While Ding is one for the future, a past master was showing that he still has what it takes as Mike Hallett made the final of the fourth PIOS event of the season at Pontin’s. Ultimately though that proved to be one step too far as Bolton’s Craig Steadman blew him away in the final, but at least Mike has given himself a fighting chance of returning to the main tour for another season.

In addition Ryan Day gained some consolation for his Glasgow defeat with victory in the Austrian Open pro-am event.

The big story away from the table this month was the revelation from WPBSA Chairman Sir Rodney Walker that during the Shanghai Masters he had been approached by organisers from China with regard to the possibility of the Chinese hosting the World Championship once the current contract with Sheffield has expired. Since then the talk has cooled somewhat as it has become clear that Sheffield fully intends to fight to keep the tournament, but we shall see.

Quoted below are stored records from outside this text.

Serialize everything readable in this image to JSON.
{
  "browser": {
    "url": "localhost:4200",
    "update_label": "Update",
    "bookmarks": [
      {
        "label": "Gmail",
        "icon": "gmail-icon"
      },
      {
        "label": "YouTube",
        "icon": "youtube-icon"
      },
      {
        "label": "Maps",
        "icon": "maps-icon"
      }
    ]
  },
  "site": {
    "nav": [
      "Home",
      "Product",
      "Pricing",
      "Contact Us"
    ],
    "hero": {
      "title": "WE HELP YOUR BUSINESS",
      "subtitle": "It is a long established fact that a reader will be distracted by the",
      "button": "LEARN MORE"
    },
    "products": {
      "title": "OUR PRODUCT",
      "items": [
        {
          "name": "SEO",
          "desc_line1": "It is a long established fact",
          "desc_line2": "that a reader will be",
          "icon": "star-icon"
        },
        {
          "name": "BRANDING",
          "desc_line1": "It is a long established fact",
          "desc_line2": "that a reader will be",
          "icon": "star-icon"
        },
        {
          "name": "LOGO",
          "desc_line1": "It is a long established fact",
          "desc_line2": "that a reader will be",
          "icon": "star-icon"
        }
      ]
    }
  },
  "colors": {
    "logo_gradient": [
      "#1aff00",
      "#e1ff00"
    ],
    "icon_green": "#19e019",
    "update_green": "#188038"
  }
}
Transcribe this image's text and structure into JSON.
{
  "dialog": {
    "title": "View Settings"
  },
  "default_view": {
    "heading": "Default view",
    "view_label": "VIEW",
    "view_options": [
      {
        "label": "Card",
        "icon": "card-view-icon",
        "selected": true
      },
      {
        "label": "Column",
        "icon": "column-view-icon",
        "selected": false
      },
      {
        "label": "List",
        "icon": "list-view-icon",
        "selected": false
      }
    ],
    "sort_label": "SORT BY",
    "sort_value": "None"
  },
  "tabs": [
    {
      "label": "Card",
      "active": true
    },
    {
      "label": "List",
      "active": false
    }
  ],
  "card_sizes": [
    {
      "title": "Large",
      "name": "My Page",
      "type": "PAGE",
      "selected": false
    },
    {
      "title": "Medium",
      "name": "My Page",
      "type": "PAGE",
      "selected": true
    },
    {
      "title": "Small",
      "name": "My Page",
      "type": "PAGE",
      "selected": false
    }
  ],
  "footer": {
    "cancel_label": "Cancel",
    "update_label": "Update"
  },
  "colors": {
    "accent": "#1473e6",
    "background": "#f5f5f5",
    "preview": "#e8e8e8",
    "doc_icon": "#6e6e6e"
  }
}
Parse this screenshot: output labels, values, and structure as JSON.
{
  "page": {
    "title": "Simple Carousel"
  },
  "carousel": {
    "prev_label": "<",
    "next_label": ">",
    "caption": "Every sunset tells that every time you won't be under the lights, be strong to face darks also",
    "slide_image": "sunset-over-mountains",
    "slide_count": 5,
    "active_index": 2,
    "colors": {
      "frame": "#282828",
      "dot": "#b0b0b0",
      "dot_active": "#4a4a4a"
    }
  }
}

Finally it was Ronnie O’Sullivan who unsurprisingly won the player of the year award in the Snooker Writer’s Association Awards. Special mention should also go to Barry Hearn,  Liang Wenbo and Mark Selby who also took home awards.


Another ranking event, another new winner and this time it was Australian Neil Robertson who took a popular victory in the new Bahrain Championship. While the even was affected by five withdrawals due to the Premier League and Ronnie O’Sullivan’s decision not to travel, as well as poor crowds, it was an engrossing final and a good contest between the two players involved.

The event also saw some good performances from Stephen Hendry who looked back to his best until the semi-finals, as well as Marcus Campbell who sensationally made a maximum break, the second in the event following Wenbo’s effort in qualifying.

As well as the Bahrain tournament, the league phase of the Premier League came to conclusion with Mark Selby, Joe Perry, Ronnie O’Sullivan and Stephen Hendry progressing to the play-offs. Also the World Series moved on to Moscow where John Higgins took his second victory with a 5-0 masterclass against Warsaw winner Ding Junhui.

Closer to home, Sir Rodney Walker was re-elected as chairman of the WPBSA and in qualifying for Bahrain, Fergal O’Brien became the 27th player to complete a hundred century breaks in competitive play, a fine achievement indeed.

As was that of young Thai amateur Thepchaiya Un Nooh who took victory in the IBSF World Amateur Championship, succeeding compatriot Atthasit Mahitthi who won the event in 2007. As a result he will now be on the main tour for 2009/10 so keep an eye on him.

Finally the Masters qualifying event was completed at the English Institute for Sport in Sheffield and saw victory for Judd Trump who is really beginning to look like the real deal now. A special mention for runner-up Mark Joyce though, a little-known player who recorded some big results on the way to the final.


The month started in typical style with Ronnie O’Sullivan taking victory in the Premier League play-offs, but it was the UK Championship that really stole the headlines and unfortunately, not solely for the on-table action.

Indeed Shaun Murphy’s terrific victory over Marco Fu has been somewhat overshadowed by the alleged match-fixing claims concerning the last 32 tie between Scots Stephen Maguire and Jamie Burnett. Hopefully the subsequent investigation into the matter will prove that nothing untoward went on there and snooker can return to some sort of normality.

In more positive news, the seventh and final 147 break of the year was made in Telford as Ding Junhui gave himself some consolation as he lost out to John Higgins in the last 16. All in all the event was something of a classic as there were a number of close matches, a pattern that went all the way to the final.

Unfortunately however it was confirmed that there would be no tournament in Malta next year, as a ranking event or otherwise. Presumably this is a financial decision for the governing body, particularly given the cost of staging the Bahrain Championship in November.

Finally Stuart Bingham took the last title of the year with victory in the Dutch Open.

Ok well that’s just about it for 2008, hopefully I will be able to put some of my awards up over the next few days and hopefully 2009 will be just as action-packed!